40 seconds. 20 seconds. Feel like the guy at NASA. T-minus 15. Put me on a rocket, and send me to Miami. Five, four, three, two, one.
[TIMER CHIMING] Timer is finished. I’m ready.
Can you hear me?
Yes, I can hear you.
I see one pink line and nothing else.
I’m going cruising! Cruising for a bruising! As long as it doesn’t snow on Sunday night into Monday morning would be the next possible issue.
On January 24th, I met Chillie aboard the Freedom of the Seas.
In the evening, he parked his rented scooter outside my cabin and joined me on the balcony.
The waves were calm, and the lights of Miami were getting smaller and smaller as the ship sailed out to sea. How was dinner?
Good, very good.
What did you have to eat?
I had a shrimp cocktail, a Caesar salad, prime rib, and key lime pie for dessert.
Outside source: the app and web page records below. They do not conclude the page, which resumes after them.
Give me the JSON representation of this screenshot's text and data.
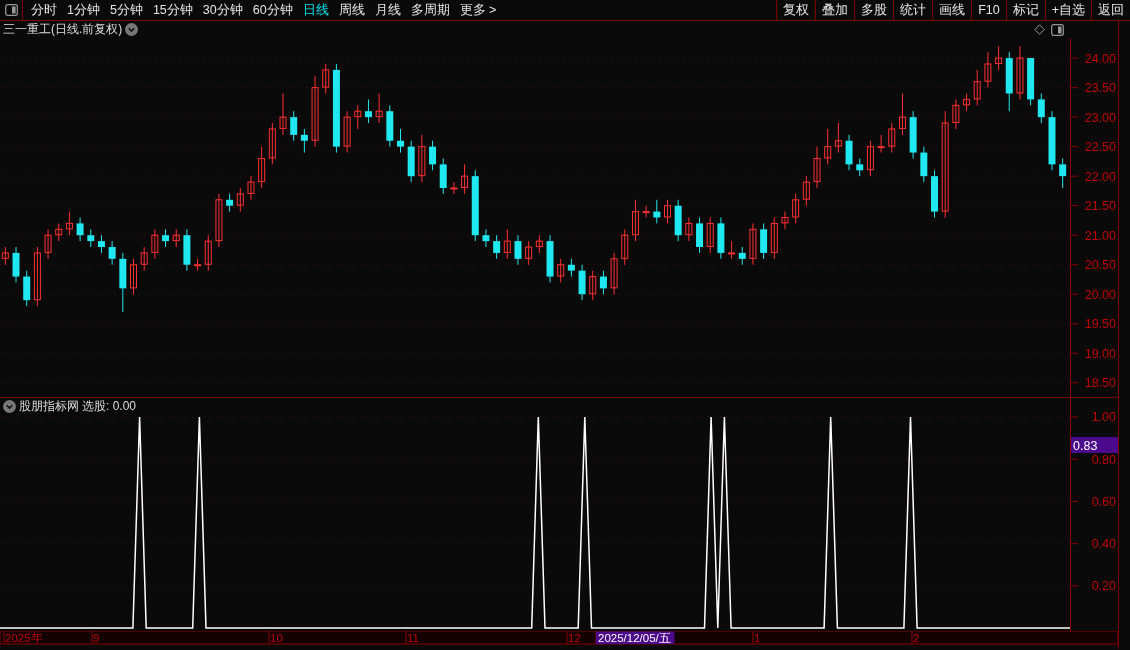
{
  "toolbar": {
    "periods": [
      {
        "label": "分时",
        "selected": false
      },
      {
        "label": "1分钟",
        "selected": false
      },
      {
        "label": "5分钟",
        "selected": false
      },
      {
        "label": "15分钟",
        "selected": false
      },
      {
        "label": "30分钟",
        "selected": false
      },
      {
        "label": "60分钟",
        "selected": false
      },
      {
        "label": "日线",
        "selected": true
      },
      {
        "label": "周线",
        "selected": false
      },
      {
        "label": "月线",
        "selected": false
      },
      {
        "label": "多周期",
        "selected": false
      },
      {
        "label": "更多 >",
        "selected": false
      }
    ],
    "actions": [
      "复权",
      "叠加",
      "多股",
      "统计",
      "画线",
      "F10",
      "标记",
      "+自选",
      "返回"
    ]
  },
  "price_chart": {
    "title": "三一重工(日线.前复权)",
    "chart_data": {
      "type": "candlestick",
      "grid": true,
      "ylim": [
        18.26,
        24.34
      ],
      "yticks": [
        {
          "value": 24,
          "label": "24.00"
        },
        {
          "value": 23.5,
          "label": "23.50"
        },
        {
          "value": 23,
          "label": "23.00"
        },
        {
          "value": 22.5,
          "label": "22.50"
        },
        {
          "value": 22,
          "label": "22.00"
        },
        {
          "value": 21.5,
          "label": "21.50"
        },
        {
          "value": 21,
          "label": "21.00"
        },
        {
          "value": 20.5,
          "label": "20.50"
        },
        {
          "value": 20,
          "label": "20.00"
        },
        {
          "value": 19.5,
          "label": "19.50"
        },
        {
          "value": 19,
          "label": "19.00"
        },
        {
          "value": 18.5,
          "label": "18.50"
        }
      ],
      "ohlc": [
        [
          20.6,
          20.8,
          20.5,
          20.7
        ],
        [
          20.7,
          20.8,
          20.2,
          20.3
        ],
        [
          20.3,
          20.4,
          19.8,
          19.9
        ],
        [
          19.9,
          20.8,
          19.8,
          20.7
        ],
        [
          20.7,
          21.1,
          20.6,
          21.0
        ],
        [
          21.0,
          21.2,
          20.9,
          21.1
        ],
        [
          21.1,
          21.4,
          21.0,
          21.2
        ],
        [
          21.2,
          21.3,
          20.9,
          21.0
        ],
        [
          21.0,
          21.1,
          20.8,
          20.9
        ],
        [
          20.9,
          21.0,
          20.7,
          20.8
        ],
        [
          20.8,
          20.9,
          20.5,
          20.6
        ],
        [
          20.6,
          20.7,
          19.7,
          20.1
        ],
        [
          20.1,
          20.6,
          20.0,
          20.5
        ],
        [
          20.5,
          20.8,
          20.4,
          20.7
        ],
        [
          20.7,
          21.1,
          20.6,
          21.0
        ],
        [
          21.0,
          21.1,
          20.8,
          20.9
        ],
        [
          20.9,
          21.1,
          20.8,
          21.0
        ],
        [
          21.0,
          21.1,
          20.4,
          20.5
        ],
        [
          20.5,
          20.6,
          20.4,
          20.5
        ],
        [
          20.5,
          21.0,
          20.4,
          20.9
        ],
        [
          20.9,
          21.7,
          20.8,
          21.6
        ],
        [
          21.6,
          21.7,
          21.4,
          21.5
        ],
        [
          21.5,
          21.8,
          21.4,
          21.7
        ],
        [
          21.7,
          22.0,
          21.6,
          21.9
        ],
        [
          21.9,
          22.5,
          21.8,
          22.3
        ],
        [
          22.3,
          22.9,
          22.2,
          22.8
        ],
        [
          22.8,
          23.4,
          22.7,
          23.0
        ],
        [
          23.0,
          23.1,
          22.6,
          22.7
        ],
        [
          22.7,
          22.8,
          22.4,
          22.6
        ],
        [
          22.6,
          23.7,
          22.5,
          23.5
        ],
        [
          23.5,
          23.9,
          23.4,
          23.8
        ],
        [
          23.8,
          23.9,
          22.4,
          22.5
        ],
        [
          22.5,
          23.1,
          22.4,
          23.0
        ],
        [
          23.0,
          23.2,
          22.8,
          23.1
        ],
        [
          23.1,
          23.3,
          22.9,
          23.0
        ],
        [
          23.0,
          23.4,
          22.9,
          23.1
        ],
        [
          23.1,
          23.2,
          22.5,
          22.6
        ],
        [
          22.6,
          22.8,
          22.4,
          22.5
        ],
        [
          22.5,
          22.6,
          21.9,
          22.0
        ],
        [
          22.0,
          22.7,
          21.9,
          22.5
        ],
        [
          22.5,
          22.6,
          22.1,
          22.2
        ],
        [
          22.2,
          22.3,
          21.7,
          21.8
        ],
        [
          21.8,
          21.9,
          21.7,
          21.8
        ],
        [
          21.8,
          22.2,
          21.7,
          22.0
        ],
        [
          22.0,
          22.1,
          20.9,
          21.0
        ],
        [
          21.0,
          21.1,
          20.8,
          20.9
        ],
        [
          20.9,
          21.0,
          20.6,
          20.7
        ],
        [
          20.7,
          21.1,
          20.6,
          20.9
        ],
        [
          20.9,
          21.0,
          20.5,
          20.6
        ],
        [
          20.6,
          20.9,
          20.5,
          20.8
        ],
        [
          20.8,
          21.0,
          20.7,
          20.9
        ],
        [
          20.9,
          21.0,
          20.2,
          20.3
        ],
        [
          20.3,
          20.6,
          20.2,
          20.5
        ],
        [
          20.5,
          20.6,
          20.3,
          20.4
        ],
        [
          20.4,
          20.5,
          19.9,
          20.0
        ],
        [
          20.0,
          20.4,
          19.9,
          20.3
        ],
        [
          20.3,
          20.4,
          20.0,
          20.1
        ],
        [
          20.1,
          20.7,
          20.0,
          20.6
        ],
        [
          20.6,
          21.1,
          20.5,
          21.0
        ],
        [
          21.0,
          21.6,
          20.9,
          21.4
        ],
        [
          21.4,
          21.5,
          21.3,
          21.4
        ],
        [
          21.4,
          21.6,
          21.2,
          21.3
        ],
        [
          21.3,
          21.6,
          21.2,
          21.5
        ],
        [
          21.5,
          21.6,
          20.9,
          21.0
        ],
        [
          21.0,
          21.3,
          20.9,
          21.2
        ],
        [
          21.2,
          21.3,
          20.7,
          20.8
        ],
        [
          20.8,
          21.3,
          20.7,
          21.2
        ],
        [
          21.2,
          21.3,
          20.6,
          20.7
        ],
        [
          20.7,
          20.9,
          20.6,
          20.7
        ],
        [
          20.7,
          20.8,
          20.5,
          20.6
        ],
        [
          20.6,
          21.2,
          20.5,
          21.1
        ],
        [
          21.1,
          21.2,
          20.6,
          20.7
        ],
        [
          20.7,
          21.3,
          20.6,
          21.2
        ],
        [
          21.2,
          21.4,
          21.1,
          21.3
        ],
        [
          21.3,
          21.7,
          21.2,
          21.6
        ],
        [
          21.6,
          22.0,
          21.5,
          21.9
        ],
        [
          21.9,
          22.5,
          21.8,
          22.3
        ],
        [
          22.3,
          22.8,
          22.2,
          22.5
        ],
        [
          22.5,
          22.9,
          22.4,
          22.6
        ],
        [
          22.6,
          22.7,
          22.1,
          22.2
        ],
        [
          22.2,
          22.3,
          22.0,
          22.1
        ],
        [
          22.1,
          22.6,
          22.0,
          22.5
        ],
        [
          22.5,
          22.7,
          22.4,
          22.5
        ],
        [
          22.5,
          22.9,
          22.4,
          22.8
        ],
        [
          22.8,
          23.4,
          22.7,
          23.0
        ],
        [
          23.0,
          23.1,
          22.3,
          22.4
        ],
        [
          22.4,
          22.5,
          21.9,
          22.0
        ],
        [
          22.0,
          22.1,
          21.3,
          21.4
        ],
        [
          21.4,
          23.1,
          21.3,
          22.9
        ],
        [
          22.9,
          23.3,
          22.8,
          23.2
        ],
        [
          23.2,
          23.4,
          23.1,
          23.3
        ],
        [
          23.3,
          23.8,
          23.2,
          23.6
        ],
        [
          23.6,
          24.1,
          23.5,
          23.9
        ],
        [
          23.9,
          24.2,
          23.8,
          24.0
        ],
        [
          24.0,
          24.1,
          23.1,
          23.4
        ],
        [
          23.4,
          24.2,
          23.3,
          24.0
        ],
        [
          24.0,
          24.0,
          23.2,
          23.3
        ],
        [
          23.3,
          23.4,
          22.9,
          23.0
        ],
        [
          23.0,
          23.1,
          22.1,
          22.2
        ],
        [
          22.2,
          22.3,
          21.8,
          22.0
        ]
      ]
    }
  },
  "indicator": {
    "title": "股朋指标网",
    "reading": "选股: 0.00",
    "cursor_value": "0.83",
    "chart_data": {
      "type": "line",
      "grid": true,
      "ylim": [
        -0.014,
        1.09
      ],
      "yticks": [
        {
          "value": 0.2,
          "label": "0.20"
        },
        {
          "value": 0.4,
          "label": "0.40"
        },
        {
          "value": 0.6,
          "label": "0.60"
        },
        {
          "value": 0.8,
          "label": "0.80"
        },
        {
          "value": 1,
          "label": "1.00"
        }
      ],
      "series": [
        {
          "color": "#ffffff",
          "values": [
            0,
            0,
            0,
            0,
            0,
            0,
            0,
            0,
            0,
            0,
            0,
            0,
            0,
            0,
            0,
            0,
            0,
            0,
            0,
            0,
            0,
            1,
            0,
            0,
            0,
            0,
            0,
            0,
            0,
            0,
            1,
            0,
            0,
            0,
            0,
            0,
            0,
            0,
            0,
            0,
            0,
            0,
            0,
            0,
            0,
            0,
            0,
            0,
            0,
            0,
            0,
            0,
            0,
            0,
            0,
            0,
            0,
            0,
            0,
            0,
            0,
            0,
            0,
            0,
            0,
            0,
            0,
            0,
            0,
            0,
            0,
            0,
            0,
            0,
            0,
            0,
            0,
            0,
            0,
            0,
            0,
            1,
            0,
            0,
            0,
            0,
            0,
            0,
            1,
            0,
            0,
            0,
            0,
            0,
            0,
            0,
            0,
            0,
            0,
            0,
            0,
            0,
            0,
            0,
            0,
            0,
            0,
            1,
            0,
            1,
            0,
            0,
            0,
            0,
            0,
            0,
            0,
            0,
            0,
            0,
            0,
            0,
            0,
            0,
            0,
            1,
            0,
            0,
            0,
            0,
            0,
            0,
            0,
            0,
            0,
            0,
            0,
            1,
            0,
            0,
            0,
            0,
            0,
            0,
            0,
            0,
            0,
            0,
            0,
            0,
            0,
            0,
            0,
            0,
            0,
            0,
            0,
            0,
            0,
            0,
            0,
            0
          ]
        }
      ]
    }
  },
  "date_axis": [
    {
      "label": "2025年",
      "selected": false
    },
    {
      "label": "9",
      "selected": false
    },
    {
      "label": "10",
      "selected": false
    },
    {
      "label": "11",
      "selected": false
    },
    {
      "label": "12",
      "selected": false
    },
    {
      "label": "2025/12/05/五",
      "selected": true
    },
    {
      "label": "1",
      "selected": false
    },
    {
      "label": "2",
      "selected": false
    }
  ]
}
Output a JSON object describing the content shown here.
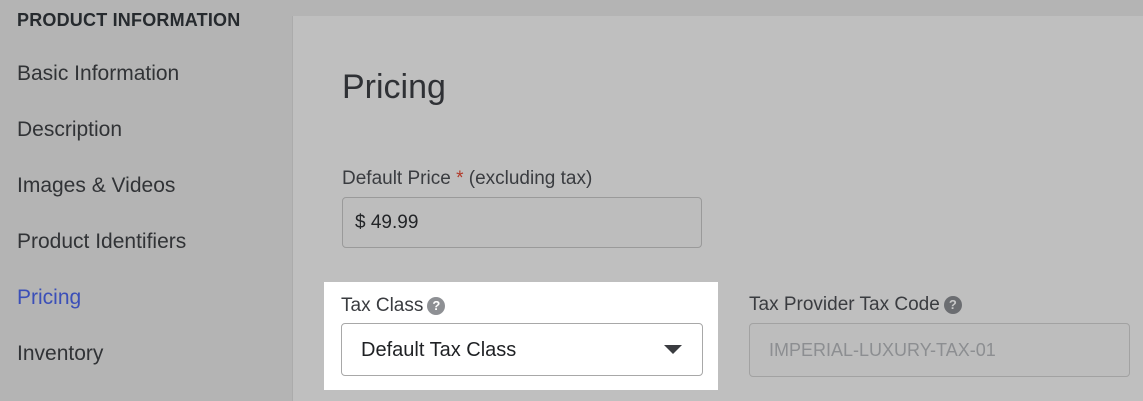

It was very good.
It was getting dark out, and Chillie was clearly exhausted.
I could go lay down and fall sound asleep because that’s how relaxed I am right now.
I don’t worry too much anymore about where the ships go.
Just being on the ship and out here somewhere, it doesn’t matter to me where it goes.
This is it.
Two long years.
Yeah, it’s been a rough two years for me.
Over the next four days, the ship sailed to the Bahamas and back. Chillie went to bed at eight o’clock most nights. He didn’t go to a single show. He didn’t do the hot tubs. And the meet-ups Chillie had planned to attend just didn’t happen. The ship was probably half empty. And because of pandemic protocols, they didn’t sit Chillie next to anyone but me at dinner, which was the only thing he did most nights besides film stuff for his YouTube channel. Hello —
Ah, you’re wearing your suit for the first time. You managed to get the shirt too. But he did put on his new suit with the hanky in the pocket.
A Bloody Mary tonight.
And he did have a cocktail or two.
He went to a sushi and sake pairing.
I have a feeling the sushi here is going to be somewhat different than sushi from Lynchburg, Virginia.
And had a scooter race with a fellow passenger.
It was a tie.
You got to be from Massachusetts.
What gave it away?
Oh, no doubt about it.
Chillie wasn’t the same person he was two years ago, but he was cruising again.
Good evening. And welcome to “Chillie Falls Live” from the Freedom of the Seas, the last night here on board Freedom of the Seas. Yes. I decided, folks, despite the threat —
A few days after the Freedom of the Seas got back into Miami, Chillie got on the MSC Seashore, and then shortly after that the Divina, and then the Meraviglia. He has a total of 16 cruises planned for 2022.
Today’s episode was produced by Cristal Duhaime. It was edited by Stephanie Joyce with help from Larissa Anderson and Kaari Pitkin. Engineering by Isaac Jones. Original music by Isaac Jones and Carole Sabouraud. Fact checking by Mary Marge Locker. The rest of the “First Person” team includes Courtney Stein, Christina Djossa, Olivia Natt, Derek Arthur and Jason Pagano. Special thanks to Kristina Samulewski, Shannon Busta, Kate Sinclair, Jeffrey Miranda, Paula Szuchman, Irene Noguchi, Patrick Healy and Katie Kingsbury.